He has ridden plenty of great horses, and the results often come down to chemistry.
“Give me a great bond with a horse that’s third best over the best horse,” Stevens said.
Since beginning his comeback, he hasn’t found that bond in the top races. In the Dubai World Cup, his mount racked his shoulder into the starting gate and finished in 11th place. There was a disappointing sixth place at Santa Anita; and Oxbow — the horse he will ride Saturday — was out of the money at the Arkansas Derby.
Winning the Kentucky Derby has meant the world to Stevens.
His first victory at Churchill Downs aboard Winning Colors in 1988 opened up opportunities to mount seven more Triple Crown race winners, including two more in Kentucky. It earned him the role of personal jockey for an Arab emir and Queen Elizabeth II.
Fellow Hall of Fame jockey Mike Smith, 47, who will compete against Stevens Saturday aboard Palace Malice, said his friend is “as hungry as ever.”
“He’s riding better now than the past few years before he retired,” Smith said.

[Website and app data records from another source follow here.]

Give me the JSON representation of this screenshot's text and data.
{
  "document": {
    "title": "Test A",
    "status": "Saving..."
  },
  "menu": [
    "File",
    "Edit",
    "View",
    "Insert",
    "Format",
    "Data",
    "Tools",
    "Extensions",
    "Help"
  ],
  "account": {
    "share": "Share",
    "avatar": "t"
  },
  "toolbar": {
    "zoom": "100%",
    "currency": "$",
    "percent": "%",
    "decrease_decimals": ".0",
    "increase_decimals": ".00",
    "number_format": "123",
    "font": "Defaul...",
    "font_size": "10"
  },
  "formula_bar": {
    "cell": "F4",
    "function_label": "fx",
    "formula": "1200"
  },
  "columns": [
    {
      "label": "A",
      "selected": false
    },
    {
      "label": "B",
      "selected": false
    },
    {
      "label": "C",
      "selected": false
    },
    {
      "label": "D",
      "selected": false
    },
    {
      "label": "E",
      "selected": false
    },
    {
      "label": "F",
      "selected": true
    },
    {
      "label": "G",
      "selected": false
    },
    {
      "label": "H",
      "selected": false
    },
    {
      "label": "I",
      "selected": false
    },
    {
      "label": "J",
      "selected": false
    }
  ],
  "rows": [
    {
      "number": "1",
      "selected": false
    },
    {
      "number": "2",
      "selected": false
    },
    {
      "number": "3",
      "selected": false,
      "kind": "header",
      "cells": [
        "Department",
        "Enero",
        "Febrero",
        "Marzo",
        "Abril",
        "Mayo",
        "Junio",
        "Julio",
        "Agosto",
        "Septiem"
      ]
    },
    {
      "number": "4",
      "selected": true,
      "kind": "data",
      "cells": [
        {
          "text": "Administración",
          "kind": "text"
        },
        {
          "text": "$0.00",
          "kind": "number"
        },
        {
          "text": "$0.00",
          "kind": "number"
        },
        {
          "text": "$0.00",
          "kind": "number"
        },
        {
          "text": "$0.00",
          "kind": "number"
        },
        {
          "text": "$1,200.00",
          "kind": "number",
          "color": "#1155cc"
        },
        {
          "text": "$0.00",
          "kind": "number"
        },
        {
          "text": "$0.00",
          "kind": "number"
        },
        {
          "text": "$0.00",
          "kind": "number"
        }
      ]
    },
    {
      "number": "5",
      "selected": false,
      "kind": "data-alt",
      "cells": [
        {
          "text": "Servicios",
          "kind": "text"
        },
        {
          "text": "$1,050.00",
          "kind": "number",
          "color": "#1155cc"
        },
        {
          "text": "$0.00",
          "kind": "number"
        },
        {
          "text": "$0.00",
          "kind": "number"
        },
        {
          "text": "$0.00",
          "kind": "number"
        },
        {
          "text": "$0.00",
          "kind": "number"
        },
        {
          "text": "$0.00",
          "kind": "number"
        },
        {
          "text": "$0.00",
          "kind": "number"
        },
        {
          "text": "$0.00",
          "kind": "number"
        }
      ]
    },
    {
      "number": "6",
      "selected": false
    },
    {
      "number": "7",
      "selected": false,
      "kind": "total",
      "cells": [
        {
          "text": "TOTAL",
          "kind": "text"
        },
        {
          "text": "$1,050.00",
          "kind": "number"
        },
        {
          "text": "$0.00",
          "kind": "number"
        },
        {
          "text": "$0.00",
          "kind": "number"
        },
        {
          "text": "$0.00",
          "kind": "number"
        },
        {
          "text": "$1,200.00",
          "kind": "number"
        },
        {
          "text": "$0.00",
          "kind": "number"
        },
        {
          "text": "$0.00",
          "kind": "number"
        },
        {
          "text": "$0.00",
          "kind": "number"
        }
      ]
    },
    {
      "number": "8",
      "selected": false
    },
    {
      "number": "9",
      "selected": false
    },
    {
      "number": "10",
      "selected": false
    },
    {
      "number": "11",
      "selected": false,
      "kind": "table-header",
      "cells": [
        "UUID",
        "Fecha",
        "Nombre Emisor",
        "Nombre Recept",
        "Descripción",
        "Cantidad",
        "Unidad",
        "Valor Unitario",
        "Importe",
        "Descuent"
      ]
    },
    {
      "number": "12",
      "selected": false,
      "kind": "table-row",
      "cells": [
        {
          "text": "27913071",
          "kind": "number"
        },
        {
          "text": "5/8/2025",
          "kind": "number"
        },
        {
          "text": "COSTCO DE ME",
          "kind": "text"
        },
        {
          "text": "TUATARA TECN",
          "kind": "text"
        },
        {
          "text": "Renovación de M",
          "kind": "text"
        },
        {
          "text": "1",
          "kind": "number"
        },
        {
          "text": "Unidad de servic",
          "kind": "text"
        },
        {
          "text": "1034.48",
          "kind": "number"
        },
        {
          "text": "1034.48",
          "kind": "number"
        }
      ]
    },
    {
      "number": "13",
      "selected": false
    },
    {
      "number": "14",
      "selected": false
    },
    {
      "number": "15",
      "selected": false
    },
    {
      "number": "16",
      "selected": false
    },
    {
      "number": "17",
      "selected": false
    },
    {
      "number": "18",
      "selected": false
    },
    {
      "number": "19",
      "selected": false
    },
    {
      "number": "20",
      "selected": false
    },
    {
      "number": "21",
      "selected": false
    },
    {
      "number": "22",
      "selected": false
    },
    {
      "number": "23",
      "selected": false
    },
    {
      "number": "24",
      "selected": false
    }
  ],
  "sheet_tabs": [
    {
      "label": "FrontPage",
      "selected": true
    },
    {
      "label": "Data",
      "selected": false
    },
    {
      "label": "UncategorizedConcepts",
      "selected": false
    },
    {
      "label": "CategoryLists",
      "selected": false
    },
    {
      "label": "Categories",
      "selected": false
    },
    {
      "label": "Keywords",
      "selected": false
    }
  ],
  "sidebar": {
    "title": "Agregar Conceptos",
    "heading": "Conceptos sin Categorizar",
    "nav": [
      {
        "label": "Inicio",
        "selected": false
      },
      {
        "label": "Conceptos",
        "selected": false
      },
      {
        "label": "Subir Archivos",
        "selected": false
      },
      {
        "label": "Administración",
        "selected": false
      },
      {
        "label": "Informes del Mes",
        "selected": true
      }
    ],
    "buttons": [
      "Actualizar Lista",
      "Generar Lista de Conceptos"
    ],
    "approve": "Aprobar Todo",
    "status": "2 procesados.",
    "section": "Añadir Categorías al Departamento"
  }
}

Riding as fast as possible in a crowded field slows down the world for Stevens. The 90-plus seconds around the oval are when life seems to make the most sense to him.
Here he can face the danger of being put to the ground, yet avoid tragedy and protect himself because he knows how to read horses. He can switch his whip hand, change the lead foot and control the action best to maximize his opportunity.
The thought of winning the Kentucky Derby has an articulate man, who until recently made his living as a professional commentator, struggle for full sentences to describe his reverence and desire for victory.
“I would rather just do analyst work, than to just ride in the Kentucky Derby,” Stevens said. He’s back in racing not just to ride, but to win. His preparation and decision will be tested. And Stevens will need some newfound Luck.